and Artbank present the world premiere of the inaugural Artbank +ACMI Commission The Beehive, by artist Zanny Begg.
This three year, $210,000 commissioning program is the first of its kind in Australia and will support Australian artists and filmmakers working at the nexus of film and art enabling them to make a new, ambitious and experimental screen based work, and to explore new forms and methodologies in their practice.
Based on the unsolved murder of famous Sydney anti-development campaigner Juanita Nielsen in 1975, Zanny Beggs The Beehive examines themes of gentrification, corruption, sex-work, feminism and non-conformist lifestyles. Created using an algorithm, the film will be randomly compiled from a reservoir of scripted fictions, documentary interviews and choreographed sequences exploring the implications of this infamous cold case and how they can be applied today. Using the tropes of true crime, the work will morph and evolve with each viewing, offering audiences different glimpses and interpretations of the crime.

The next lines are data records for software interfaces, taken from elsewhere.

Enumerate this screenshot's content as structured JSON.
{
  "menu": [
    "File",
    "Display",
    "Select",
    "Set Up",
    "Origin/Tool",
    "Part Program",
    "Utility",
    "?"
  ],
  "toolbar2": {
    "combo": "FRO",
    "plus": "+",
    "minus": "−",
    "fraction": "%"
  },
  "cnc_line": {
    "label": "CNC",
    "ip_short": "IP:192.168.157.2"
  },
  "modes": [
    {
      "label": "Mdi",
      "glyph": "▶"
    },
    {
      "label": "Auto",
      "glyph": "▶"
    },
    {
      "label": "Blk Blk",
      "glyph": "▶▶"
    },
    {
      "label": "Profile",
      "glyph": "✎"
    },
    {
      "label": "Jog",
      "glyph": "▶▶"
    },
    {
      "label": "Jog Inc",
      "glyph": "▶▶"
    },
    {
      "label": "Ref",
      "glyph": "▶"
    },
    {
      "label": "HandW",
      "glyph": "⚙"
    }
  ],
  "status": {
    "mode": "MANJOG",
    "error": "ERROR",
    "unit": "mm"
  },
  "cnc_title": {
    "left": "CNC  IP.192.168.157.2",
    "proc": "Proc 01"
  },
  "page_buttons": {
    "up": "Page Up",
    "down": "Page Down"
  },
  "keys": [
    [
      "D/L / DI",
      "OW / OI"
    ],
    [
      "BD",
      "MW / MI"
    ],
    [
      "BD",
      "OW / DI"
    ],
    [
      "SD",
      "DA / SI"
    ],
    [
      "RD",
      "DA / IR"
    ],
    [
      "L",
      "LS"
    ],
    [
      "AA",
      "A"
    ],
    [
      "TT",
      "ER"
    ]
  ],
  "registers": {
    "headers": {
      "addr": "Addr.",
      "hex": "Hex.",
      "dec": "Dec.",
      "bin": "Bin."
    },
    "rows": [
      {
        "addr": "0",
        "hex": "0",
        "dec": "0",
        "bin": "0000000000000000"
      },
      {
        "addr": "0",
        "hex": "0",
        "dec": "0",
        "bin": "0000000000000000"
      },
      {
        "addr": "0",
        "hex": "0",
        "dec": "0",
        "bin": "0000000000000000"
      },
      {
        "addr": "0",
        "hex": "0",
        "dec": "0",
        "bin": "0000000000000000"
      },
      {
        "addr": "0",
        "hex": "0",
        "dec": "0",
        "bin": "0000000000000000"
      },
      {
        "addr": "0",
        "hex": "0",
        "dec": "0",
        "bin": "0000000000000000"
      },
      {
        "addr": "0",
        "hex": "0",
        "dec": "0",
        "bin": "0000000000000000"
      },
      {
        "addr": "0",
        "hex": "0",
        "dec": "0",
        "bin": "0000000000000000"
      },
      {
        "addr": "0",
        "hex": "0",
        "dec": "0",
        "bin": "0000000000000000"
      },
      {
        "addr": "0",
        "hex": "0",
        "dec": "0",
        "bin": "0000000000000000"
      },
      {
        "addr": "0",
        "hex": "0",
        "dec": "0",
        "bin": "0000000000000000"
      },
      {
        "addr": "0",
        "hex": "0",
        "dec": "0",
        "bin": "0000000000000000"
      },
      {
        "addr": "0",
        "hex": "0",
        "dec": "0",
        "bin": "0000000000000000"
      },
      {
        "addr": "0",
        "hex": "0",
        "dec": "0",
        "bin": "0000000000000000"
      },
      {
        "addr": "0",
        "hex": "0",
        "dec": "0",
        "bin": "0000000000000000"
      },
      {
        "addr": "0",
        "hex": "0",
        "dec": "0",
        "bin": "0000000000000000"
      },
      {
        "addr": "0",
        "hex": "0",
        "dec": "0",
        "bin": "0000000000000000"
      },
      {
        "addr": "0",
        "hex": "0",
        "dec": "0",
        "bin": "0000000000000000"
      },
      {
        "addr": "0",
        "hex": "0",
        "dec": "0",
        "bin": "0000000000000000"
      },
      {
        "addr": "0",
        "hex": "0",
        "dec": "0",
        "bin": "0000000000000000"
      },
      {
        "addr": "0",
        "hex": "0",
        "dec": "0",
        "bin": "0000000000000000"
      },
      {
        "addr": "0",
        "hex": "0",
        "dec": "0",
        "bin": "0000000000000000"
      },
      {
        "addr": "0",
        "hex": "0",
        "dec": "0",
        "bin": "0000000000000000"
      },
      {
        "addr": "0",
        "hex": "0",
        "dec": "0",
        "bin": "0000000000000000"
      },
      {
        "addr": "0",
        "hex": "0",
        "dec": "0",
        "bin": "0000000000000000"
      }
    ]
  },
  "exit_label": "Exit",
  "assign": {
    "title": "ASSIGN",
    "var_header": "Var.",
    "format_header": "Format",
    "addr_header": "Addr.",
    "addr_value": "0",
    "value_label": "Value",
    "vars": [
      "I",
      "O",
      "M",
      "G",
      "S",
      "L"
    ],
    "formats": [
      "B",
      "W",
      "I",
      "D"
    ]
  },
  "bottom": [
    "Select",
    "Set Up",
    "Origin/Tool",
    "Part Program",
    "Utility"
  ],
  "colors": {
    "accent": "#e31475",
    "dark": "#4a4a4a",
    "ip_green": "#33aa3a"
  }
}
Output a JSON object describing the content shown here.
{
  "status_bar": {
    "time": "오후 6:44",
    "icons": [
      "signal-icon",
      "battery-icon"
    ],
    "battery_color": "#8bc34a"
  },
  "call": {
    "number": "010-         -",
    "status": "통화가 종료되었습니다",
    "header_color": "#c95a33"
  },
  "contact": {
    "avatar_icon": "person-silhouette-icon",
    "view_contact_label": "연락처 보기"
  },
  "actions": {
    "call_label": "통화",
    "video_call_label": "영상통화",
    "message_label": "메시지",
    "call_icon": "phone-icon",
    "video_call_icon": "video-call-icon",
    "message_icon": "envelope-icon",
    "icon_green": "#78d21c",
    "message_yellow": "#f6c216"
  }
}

The Artbank + ACMI Commission partnership further expands ACMI's vibrant commissioning program, which through a series of vital collaborations with Artbank, Ian Potter Foundation, City of Melbourne and the Mordant Family will directly fund Australian artists with $650,000 worth of financial support to create new work over the next three years and then exhibit it to thousands of people at ACMI and beyond.
Artist Zanny Begg said: "Juanita walked into The Carousel nightclub in July 1975 and disappeared. This void forms the core of The Beehive, a gap that is filled with a multitude of contemporary actors and activists who all in their own unique way reflect aspects of Juanita. There are twelve people cast as Juanita allowing multiple readings of her story and its significance for Sydney. I am very thankful to ACMI and Artbank for this opportunity to bring such an important story to the screen."

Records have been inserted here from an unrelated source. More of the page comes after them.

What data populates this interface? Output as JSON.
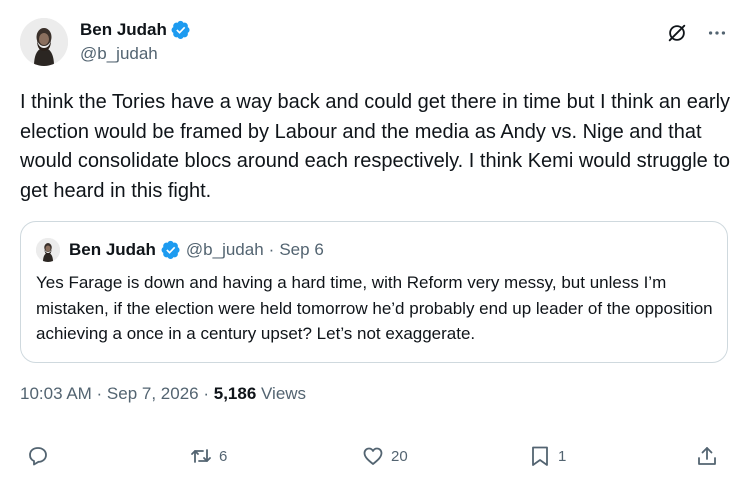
{
  "author": {
    "name": "Ben Judah",
    "handle": "@b_judah"
  },
  "tweet": {
    "text": "I think the Tories have a way back and could get there in time but I think an early election would be framed by Labour and the media as Andy vs. Nige and that would consolidate blocs around each respectively. I think Kemi would struggle to get heard in this fight.",
    "timestamp": "10:03 AM · Sep 7, 2026 · ",
    "views_count": "5,186",
    "views_label": " Views"
  },
  "quoted": {
    "name": "Ben Judah",
    "handle": "@b_judah",
    "separator": "·",
    "date": "Sep 6",
    "text": "Yes Farage is down and having a hard time, with Reform very messy, but unless I’m mistaken, if the election were held tomorrow he’d probably end up leader of the opposition achieving a once in a century upset? Let’s not exaggerate."
  },
  "actions": {
    "reply": "",
    "retweet": "6",
    "like": "20",
    "bookmark": "1"
  },
  "colors": {
    "text": "#0f1419",
    "secondary": "#536471",
    "verified": "#1d9bf0",
    "border": "#cfd9de"
  },
  "icons": [
    "grok-icon",
    "more-icon",
    "reply-icon",
    "retweet-icon",
    "like-icon",
    "bookmark-icon",
    "share-icon",
    "verified-badge-icon"
  ]
}
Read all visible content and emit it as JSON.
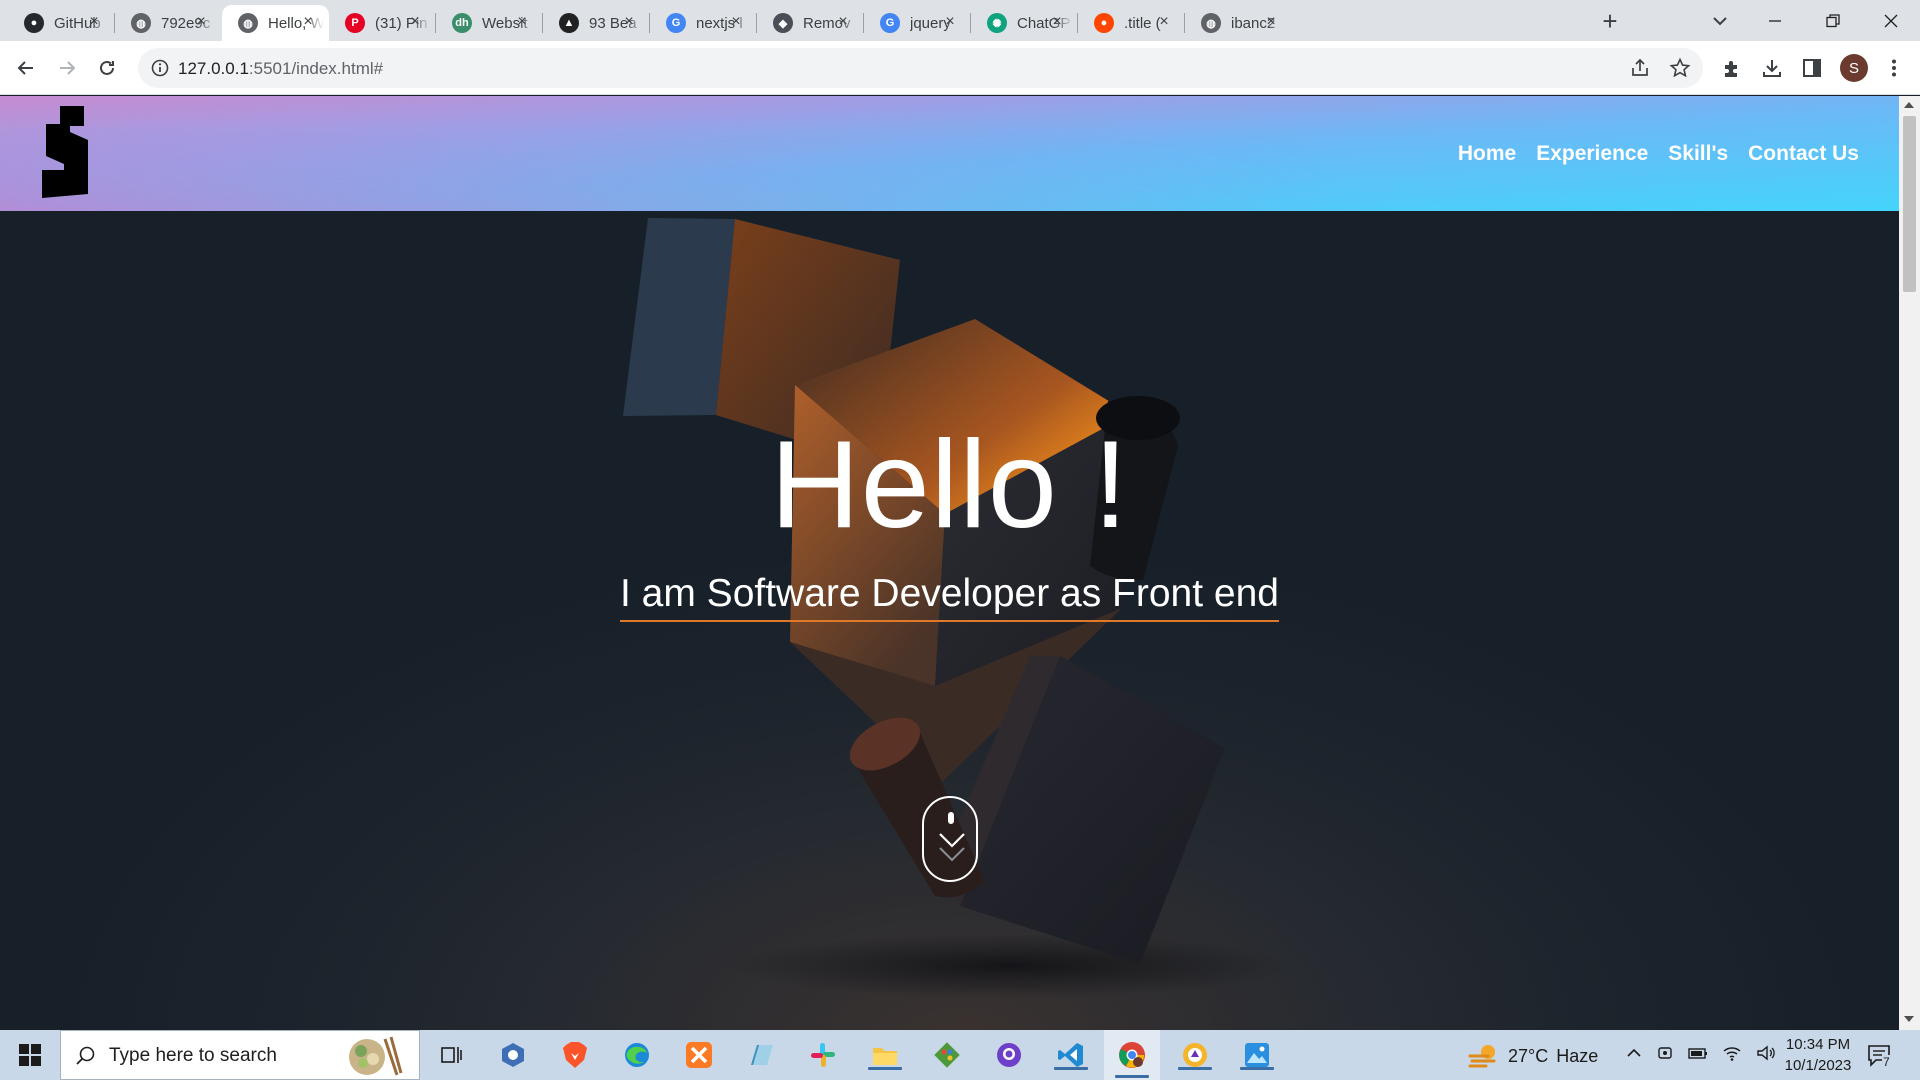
{
  "browser": {
    "tabs": [
      {
        "title": "GitHub",
        "icon": "github-icon",
        "color": "#24292f"
      },
      {
        "title": "792e9c",
        "icon": "globe-icon",
        "color": "#5f6368"
      },
      {
        "title": "Hello, W",
        "icon": "globe-icon",
        "color": "#5f6368",
        "active": true
      },
      {
        "title": "(31) Pin",
        "icon": "pinterest-icon",
        "color": "#e60023"
      },
      {
        "title": "Websit",
        "icon": "dh-icon",
        "color": "#3a8f6a"
      },
      {
        "title": "93 Bea",
        "icon": "cursor-app-icon",
        "color": "#222222"
      },
      {
        "title": "nextjs l",
        "icon": "google-icon",
        "color": "#4285f4"
      },
      {
        "title": "Remov",
        "icon": "remove-bg-icon",
        "color": "#4a4f57"
      },
      {
        "title": "jquery",
        "icon": "google-icon",
        "color": "#4285f4"
      },
      {
        "title": "ChatGP",
        "icon": "chatgpt-icon",
        "color": "#10a37f"
      },
      {
        "title": ".title (",
        "icon": "reddit-icon",
        "color": "#ff4500"
      },
      {
        "title": "ibanc2",
        "icon": "globe-icon",
        "color": "#5f6368"
      }
    ],
    "url_host": "127.0.0.1",
    "url_rest": ":5501/index.html#",
    "profile_initial": "S"
  },
  "site": {
    "nav": [
      "Home",
      "Experience",
      "Skill's",
      "Contact Us"
    ],
    "hero_title": "Hello !",
    "hero_subtitle": "I am Software Developer as Front end"
  },
  "taskbar": {
    "search_placeholder": "Type here to search",
    "weather_temp": "27°C",
    "weather_desc": "Haze",
    "time": "10:34 PM",
    "date": "10/1/2023",
    "notification_count": "7",
    "apps": [
      "task-view-icon",
      "app-icon",
      "brave-icon",
      "edge-icon",
      "xampp-icon",
      "notepad-icon",
      "slack-icon",
      "file-explorer-icon",
      "git-icon",
      "github-desktop-icon",
      "vscode-icon",
      "chrome-icon",
      "browser-icon",
      "photos-icon"
    ]
  },
  "colors": {
    "header_gradient_start": "#c78bd0",
    "header_gradient_end": "#44d4fb",
    "subtitle_underline": "#e0782a",
    "hero_background": "#1c232c"
  }
}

"Living in Sydney the murder of Juanita Nielsen forms part of the core of our urban landscape, its a story that I thought I knew well. Working on The Beehive for the last year has shown me that there is so much more to the story that I first assumed. Obviously our fascination with this story centres on who killed Juanita, which I hope my film addresses, but for me the most incredible part was to also search out what sort of woman Juanita was. It was amazing to find out the little details, like she spoke Arabic; she loved cats; or that her beehive was a wig. Juanita was a smart, open-minded, courageous and powerful woman whom I hope The Beehive does justice to."